Tigard council approves Southwest Corridor light rail preferred alternative route
Despite some reservations, the Tigard City Council has signed off on two measures of support for the preferred alternative alignment of the Southwest Corridor light rail as it makes its way through Tigard.
In a 4-1 vote Tuesday night, the council approved both a resolution of support for the alignment and a memorandum of understanding between several government agencies regarding the light rail route and affordable housing in its path.
Councilor Marc Woodard was the lone "no" vote on both measures.
"It's not a perfect alignment …" Kenny Asher, the city's director of community development, told councilors before their vote. "That's because there is no perfect alignment."
Still, the majority of those testifying during a public hearing supported the plan that will result in five TriMet light rail stations within Tigard city limits.
Michelle Cheney, a branch manager with the Portland Clinic, and also on the board of directors for the Tigard Chamber of Commerce, said she supported the alignment, noting that a steering committee listened to their recommendations of not displacing their Tigard clinic along the route, a possibility earlier on.
The preferred alignment also had the support of local politicos, including Washington County Commissioner Roy Rogers, Metro Councilor (and former Tigard mayor) Craig Dirksen and Oregon House District 35 Rep. Margaret Doherty, who all spoke in favor of the alignment that would have trains enter the city along Barbur Boulevard before crossing Highway 217.
The end of the line would be at Bridgeport Village in Tualatin.
A proposed Park and Ride there would mean relocation of a Village Inn restaurant, although TriMet officials have said they are working through extensive public outcry that a different location be found.
Rogers said the council was making a major decision about the future of transportation — some of which won't be realized until years to come — as well as creating a huge economic opportunity.
But there were detractors and concerns voiced as well.
James Caster, a nine-year Tigard resident, said the light rail line would not solve traffic congestion, and he expressed concerns about the number of homes and businesses that would be demolished along the way. He told the councilors that, if they approved the alignment, it would prove they were beholden to special interests and the "Metro dictatorship."
Likewise, Mike Strand, founder and CEO of Apex Industries, a precision machining and fabrication company at 12670 Hall Boulevard, said he heard several weeks ago that his business "is going to have to go away" to make way for what will likely house a light rail station, park and ride and the Tigard Transit Center, which have all been studied for that area, along with a TriMet operations and maintenance facility.

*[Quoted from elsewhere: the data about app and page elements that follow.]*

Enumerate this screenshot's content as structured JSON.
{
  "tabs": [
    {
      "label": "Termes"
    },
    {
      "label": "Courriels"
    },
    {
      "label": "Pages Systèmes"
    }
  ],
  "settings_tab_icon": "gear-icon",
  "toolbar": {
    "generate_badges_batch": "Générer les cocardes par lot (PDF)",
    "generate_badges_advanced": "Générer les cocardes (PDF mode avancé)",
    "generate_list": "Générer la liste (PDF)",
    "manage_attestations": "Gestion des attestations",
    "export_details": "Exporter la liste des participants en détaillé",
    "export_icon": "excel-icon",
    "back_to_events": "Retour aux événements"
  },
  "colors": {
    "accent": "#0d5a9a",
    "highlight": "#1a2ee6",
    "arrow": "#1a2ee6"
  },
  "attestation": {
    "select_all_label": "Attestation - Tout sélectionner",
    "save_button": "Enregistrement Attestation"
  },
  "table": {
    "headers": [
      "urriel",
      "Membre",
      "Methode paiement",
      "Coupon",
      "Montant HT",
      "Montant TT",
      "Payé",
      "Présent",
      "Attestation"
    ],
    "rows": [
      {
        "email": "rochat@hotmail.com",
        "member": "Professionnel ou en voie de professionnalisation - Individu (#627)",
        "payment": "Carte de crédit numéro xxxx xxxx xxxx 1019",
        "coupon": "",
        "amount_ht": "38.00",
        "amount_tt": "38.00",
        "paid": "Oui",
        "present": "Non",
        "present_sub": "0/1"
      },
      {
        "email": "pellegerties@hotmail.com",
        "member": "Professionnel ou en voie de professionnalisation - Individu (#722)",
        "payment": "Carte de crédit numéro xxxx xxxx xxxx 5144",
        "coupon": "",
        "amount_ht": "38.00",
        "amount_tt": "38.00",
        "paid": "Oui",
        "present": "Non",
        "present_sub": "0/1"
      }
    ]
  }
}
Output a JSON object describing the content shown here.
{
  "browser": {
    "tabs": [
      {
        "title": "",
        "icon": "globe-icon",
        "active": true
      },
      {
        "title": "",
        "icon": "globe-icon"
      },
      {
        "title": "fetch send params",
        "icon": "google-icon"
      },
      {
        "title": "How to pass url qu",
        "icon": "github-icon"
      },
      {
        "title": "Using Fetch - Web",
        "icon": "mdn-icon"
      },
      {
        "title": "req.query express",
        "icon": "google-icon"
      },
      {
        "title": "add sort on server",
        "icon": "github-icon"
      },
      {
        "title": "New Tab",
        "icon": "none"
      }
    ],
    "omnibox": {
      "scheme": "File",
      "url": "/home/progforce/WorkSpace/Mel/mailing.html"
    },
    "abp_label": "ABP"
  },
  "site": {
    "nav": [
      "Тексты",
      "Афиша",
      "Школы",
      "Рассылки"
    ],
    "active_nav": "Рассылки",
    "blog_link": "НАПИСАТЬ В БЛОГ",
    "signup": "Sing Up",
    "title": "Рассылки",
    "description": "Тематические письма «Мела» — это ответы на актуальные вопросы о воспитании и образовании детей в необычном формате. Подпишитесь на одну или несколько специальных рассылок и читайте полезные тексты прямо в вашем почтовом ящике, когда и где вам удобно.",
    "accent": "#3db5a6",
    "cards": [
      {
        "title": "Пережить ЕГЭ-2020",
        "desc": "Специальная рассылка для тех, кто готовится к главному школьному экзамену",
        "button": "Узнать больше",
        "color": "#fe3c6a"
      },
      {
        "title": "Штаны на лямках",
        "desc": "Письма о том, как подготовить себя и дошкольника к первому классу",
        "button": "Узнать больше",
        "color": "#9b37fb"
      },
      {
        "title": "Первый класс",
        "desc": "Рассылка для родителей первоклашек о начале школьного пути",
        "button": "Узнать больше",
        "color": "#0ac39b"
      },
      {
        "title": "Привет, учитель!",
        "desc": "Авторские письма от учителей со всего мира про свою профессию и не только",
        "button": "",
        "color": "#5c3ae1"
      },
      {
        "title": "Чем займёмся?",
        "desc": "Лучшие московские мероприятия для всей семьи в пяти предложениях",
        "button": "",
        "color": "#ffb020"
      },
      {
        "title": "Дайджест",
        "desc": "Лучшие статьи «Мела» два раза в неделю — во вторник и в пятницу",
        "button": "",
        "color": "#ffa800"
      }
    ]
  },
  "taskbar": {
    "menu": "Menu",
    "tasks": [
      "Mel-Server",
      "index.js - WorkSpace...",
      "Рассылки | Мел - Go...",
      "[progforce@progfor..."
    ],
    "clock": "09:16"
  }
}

It was the operations and maintenance facility, Woodard said, that irritated him the most, saying the first time he heard about it was only April or May of this year.
"It was a shock to me when I heard about it," he said. He also called the route a "risky business deal."
Council President Jason Snider said he wasn't aware of the facility until recently as well, although city staff has said it's been discussed for some time.
Meanwhile, several councilors also have expressed concerns about their hope that the Hall Street station, now planned for the east side of Hall Boulevard, should have been on the west side of Hall and closer to the downtown core of Tigard.
Snider asked TriMet officials what it would take to move the route west of Hall and the impact on travel time.
They responded it would be an extra $80 million to $100 million and add an estimated six minutes to travel time.
Councilor Tom Anderson, who was on a committee that helped draft the memorandum of understanding, was that he felt TriMet and the city came up with a very good compromise and believes the Hall station will be very close to downtown Tigard.
While Mayor John Cook said he didn't love the preferred route, the issue at hand was whether to approve the preferred option and not a vote on whether the council wanted light rail or not.
"It's not the best alignment; it's the best one we could come up with," said Cook, who was also on the Southwest Corridor Steering Committee.
He reiterated what he's said before, "This doesn't solve the congestion. It just solves the future congestion."
Already approved by the Portland City Council and the Washington County Commission, the final step in the process comes Thursday when Metro takes a vote on the preferred alternative alignment.